DATA FOR REVIEW:
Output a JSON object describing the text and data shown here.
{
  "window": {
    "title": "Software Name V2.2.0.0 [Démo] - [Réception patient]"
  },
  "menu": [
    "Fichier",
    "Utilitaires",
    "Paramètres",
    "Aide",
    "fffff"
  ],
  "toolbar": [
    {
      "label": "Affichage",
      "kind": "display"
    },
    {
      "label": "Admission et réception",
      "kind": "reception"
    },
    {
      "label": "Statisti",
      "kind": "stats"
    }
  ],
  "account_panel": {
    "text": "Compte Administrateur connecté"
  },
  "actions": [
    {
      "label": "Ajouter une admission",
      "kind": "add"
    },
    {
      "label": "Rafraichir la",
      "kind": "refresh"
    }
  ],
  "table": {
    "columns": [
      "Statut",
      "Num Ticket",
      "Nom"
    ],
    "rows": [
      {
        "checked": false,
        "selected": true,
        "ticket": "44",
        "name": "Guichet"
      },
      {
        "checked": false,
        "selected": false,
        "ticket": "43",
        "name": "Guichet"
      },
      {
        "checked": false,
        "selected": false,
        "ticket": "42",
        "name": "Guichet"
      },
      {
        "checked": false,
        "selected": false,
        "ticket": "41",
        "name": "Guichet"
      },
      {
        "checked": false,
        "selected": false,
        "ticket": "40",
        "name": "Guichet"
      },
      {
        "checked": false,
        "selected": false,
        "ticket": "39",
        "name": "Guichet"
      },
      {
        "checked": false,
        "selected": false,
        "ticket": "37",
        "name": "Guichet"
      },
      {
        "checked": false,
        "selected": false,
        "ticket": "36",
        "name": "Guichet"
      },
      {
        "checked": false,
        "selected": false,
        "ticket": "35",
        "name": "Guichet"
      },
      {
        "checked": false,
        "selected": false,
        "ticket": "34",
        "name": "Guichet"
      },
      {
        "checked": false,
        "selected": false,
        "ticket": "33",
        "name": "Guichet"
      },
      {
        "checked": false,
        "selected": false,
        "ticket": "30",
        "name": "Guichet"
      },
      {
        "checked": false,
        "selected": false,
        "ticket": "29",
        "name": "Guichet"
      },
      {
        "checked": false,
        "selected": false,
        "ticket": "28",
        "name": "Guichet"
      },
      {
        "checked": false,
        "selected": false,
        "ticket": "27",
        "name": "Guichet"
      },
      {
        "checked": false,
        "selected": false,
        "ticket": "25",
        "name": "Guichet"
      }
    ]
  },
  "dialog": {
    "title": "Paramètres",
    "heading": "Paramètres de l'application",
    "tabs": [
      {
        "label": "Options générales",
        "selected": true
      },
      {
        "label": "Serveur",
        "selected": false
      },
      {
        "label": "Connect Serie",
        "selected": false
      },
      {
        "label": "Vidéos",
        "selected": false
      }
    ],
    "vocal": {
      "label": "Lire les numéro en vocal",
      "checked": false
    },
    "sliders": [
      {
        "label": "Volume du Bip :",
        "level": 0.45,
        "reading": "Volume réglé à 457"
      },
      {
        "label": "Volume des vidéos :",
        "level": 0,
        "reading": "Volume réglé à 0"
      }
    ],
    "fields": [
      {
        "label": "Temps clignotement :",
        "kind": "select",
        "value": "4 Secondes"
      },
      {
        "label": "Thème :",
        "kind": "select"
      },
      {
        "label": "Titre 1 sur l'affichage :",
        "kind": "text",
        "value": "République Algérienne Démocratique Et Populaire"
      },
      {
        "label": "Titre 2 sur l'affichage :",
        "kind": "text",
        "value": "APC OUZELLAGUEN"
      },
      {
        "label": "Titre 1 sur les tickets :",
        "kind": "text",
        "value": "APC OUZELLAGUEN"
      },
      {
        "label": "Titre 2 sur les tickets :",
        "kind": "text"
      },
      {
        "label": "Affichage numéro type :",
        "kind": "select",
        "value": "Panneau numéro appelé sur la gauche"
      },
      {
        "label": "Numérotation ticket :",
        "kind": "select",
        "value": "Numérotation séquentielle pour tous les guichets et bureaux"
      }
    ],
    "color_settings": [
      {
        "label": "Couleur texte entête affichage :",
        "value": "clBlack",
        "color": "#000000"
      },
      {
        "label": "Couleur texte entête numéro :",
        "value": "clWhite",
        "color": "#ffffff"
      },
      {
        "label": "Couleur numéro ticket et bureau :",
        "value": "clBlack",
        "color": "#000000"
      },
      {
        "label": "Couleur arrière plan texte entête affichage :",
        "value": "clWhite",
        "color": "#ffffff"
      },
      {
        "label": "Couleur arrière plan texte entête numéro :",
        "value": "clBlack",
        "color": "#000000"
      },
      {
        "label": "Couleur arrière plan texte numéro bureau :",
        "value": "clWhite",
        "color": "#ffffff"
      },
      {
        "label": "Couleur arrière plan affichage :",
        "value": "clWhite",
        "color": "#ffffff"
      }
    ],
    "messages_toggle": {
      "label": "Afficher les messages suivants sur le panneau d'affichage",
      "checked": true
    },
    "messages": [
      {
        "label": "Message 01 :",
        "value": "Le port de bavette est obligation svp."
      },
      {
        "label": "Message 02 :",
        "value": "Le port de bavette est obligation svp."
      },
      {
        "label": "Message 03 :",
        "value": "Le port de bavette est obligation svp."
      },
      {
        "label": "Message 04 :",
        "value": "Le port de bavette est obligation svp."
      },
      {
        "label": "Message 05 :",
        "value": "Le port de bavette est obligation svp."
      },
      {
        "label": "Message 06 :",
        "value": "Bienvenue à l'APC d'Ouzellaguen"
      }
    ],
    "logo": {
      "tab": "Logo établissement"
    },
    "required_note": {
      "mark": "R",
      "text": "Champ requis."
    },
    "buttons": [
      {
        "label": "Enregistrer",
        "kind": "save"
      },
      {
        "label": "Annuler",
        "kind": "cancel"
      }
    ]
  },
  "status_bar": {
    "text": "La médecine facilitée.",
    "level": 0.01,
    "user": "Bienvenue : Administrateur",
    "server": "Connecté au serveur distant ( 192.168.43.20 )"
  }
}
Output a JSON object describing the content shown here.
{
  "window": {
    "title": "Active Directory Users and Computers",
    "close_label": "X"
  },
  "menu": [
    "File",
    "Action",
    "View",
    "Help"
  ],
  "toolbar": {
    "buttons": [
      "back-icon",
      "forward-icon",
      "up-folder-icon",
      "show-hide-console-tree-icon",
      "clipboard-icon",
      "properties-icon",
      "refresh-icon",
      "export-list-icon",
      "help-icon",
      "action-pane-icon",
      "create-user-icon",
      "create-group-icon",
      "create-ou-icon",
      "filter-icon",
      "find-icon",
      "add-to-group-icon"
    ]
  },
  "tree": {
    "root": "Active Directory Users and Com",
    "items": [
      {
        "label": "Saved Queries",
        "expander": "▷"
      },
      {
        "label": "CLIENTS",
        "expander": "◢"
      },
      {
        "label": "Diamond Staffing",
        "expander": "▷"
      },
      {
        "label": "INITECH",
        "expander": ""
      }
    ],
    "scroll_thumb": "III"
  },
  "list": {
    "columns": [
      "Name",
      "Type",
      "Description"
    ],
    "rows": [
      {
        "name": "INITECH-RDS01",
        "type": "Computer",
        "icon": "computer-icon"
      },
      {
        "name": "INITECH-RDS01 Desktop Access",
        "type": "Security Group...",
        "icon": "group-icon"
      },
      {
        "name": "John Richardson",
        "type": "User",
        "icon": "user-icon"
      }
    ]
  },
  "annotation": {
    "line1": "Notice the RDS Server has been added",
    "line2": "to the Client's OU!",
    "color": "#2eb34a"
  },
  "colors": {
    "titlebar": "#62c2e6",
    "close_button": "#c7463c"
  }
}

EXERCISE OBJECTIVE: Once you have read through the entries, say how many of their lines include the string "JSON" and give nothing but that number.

REPLY: 2